“We will cut spending but not as fast or as nastily as the Conservatives; we believe in a market economy but not very strongly.” These were central elements of the Labour party’s economic policies in last week’s UK general election. They do not constitute a persuasive narrative and they did not persuade.
The European left has been in intellectual disarray since the collapse of socialism. The threadbare content of Labour’s economic thinking echoes similar weaknesses in the French (not very) Socialist party and Germany’s Social Democrats. In Greece and Spain, the extreme parties of the left are gaining electoral ground by promising things they cannot deliver. The third way of Tony Blair, former UK prime minister (and Bill Clinton, former US president), who saw the need for fresh economic thinking back in the 1990s, has collapsed into vacuity.
Mr Blair flirted with the idea that the purpose of the corporation was a central issue when he embraced “stakeholding” before his election in 1997, but the debate died, partly through the opposition of businesspeople who thought stakeholding meant trade unionists on company boards. It may be an idea whose time has come again.
The usual objection, that an organisation cannot have more than one objective, can be swiftly dismissed. The statesman must balance competing pressures and interests, and every household must manage the sometimes incompatible demands and needs of different family members. Likewise, the job of the professional manager is to balance sometimes complementary, and sometimes conflicting, claims.
Similarly, the good school imparts factual information while stimulating critical thinking. The good smartphone compromises between portability and battery life. We recognise good schools and smartphones when we see them, and we know a good company in the same way.

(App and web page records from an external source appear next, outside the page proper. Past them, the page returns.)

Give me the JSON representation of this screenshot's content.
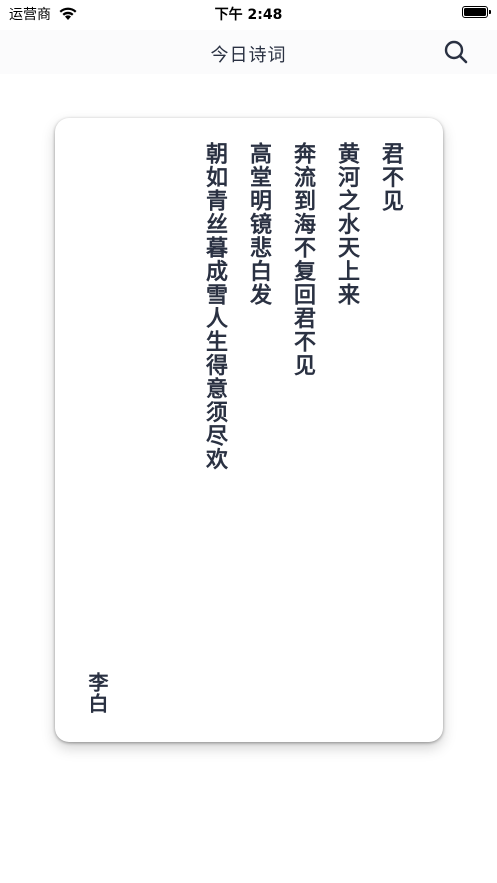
{
  "status_bar": {
    "carrier": "运营商",
    "time": "下午 2:48"
  },
  "nav": {
    "title": "今日诗词",
    "search_icon": "search-icon"
  },
  "poem": {
    "lines": [
      "君不见",
      "黄河之水天上来",
      "奔流到海不复回君不见",
      "高堂明镜悲白发",
      "朝如青丝暮成雪人生得意须尽欢"
    ],
    "author": "李白"
  },
  "colors": {
    "text": "#2a3142",
    "nav_bg": "#fbfbfc",
    "card_bg": "#ffffff"
  }
}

The good corporation — like the good smartphone or the good school — can be identified by what it achieves. It pays workers a living wage; it does not engage in aggressive tax avoidance. It develops the skills and capabilities of its employees and does not bewilder customers with complex tariff structures. It earns profits, reinvests some and pays a dividend to shareholders. Its executives spend more time walking around offices and shop floors than sitting in the meeting rooms of investment banks. The good corporation contributes relevant expertise to the formation of policy but does not engage in lobbying on a scale that corrupts political decision-making.

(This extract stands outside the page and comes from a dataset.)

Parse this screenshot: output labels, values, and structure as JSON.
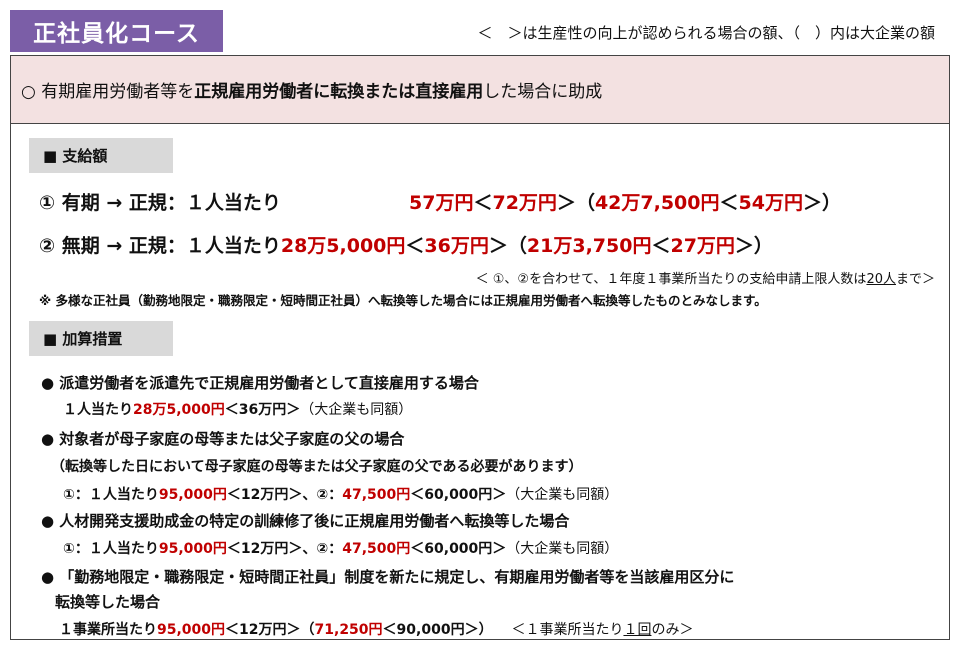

The political and social legitimacy of the market economy, and of the corporations through which it functions, cannot simply be asserted — as it has been in the market-fundamentalist rhetoric that has dominated economic policy for the past three decades. Its legitimacy has to be earned by the behaviour of the leading economic institutions. That social contract has too often been broken in recent years. And drawing attention to that breach, and the measures needed to regain trust, is an agenda that is not hostile but rather friendly to the long-term interests of the business community.
This column was first published in the Financial Times and on John Kay’s Blog.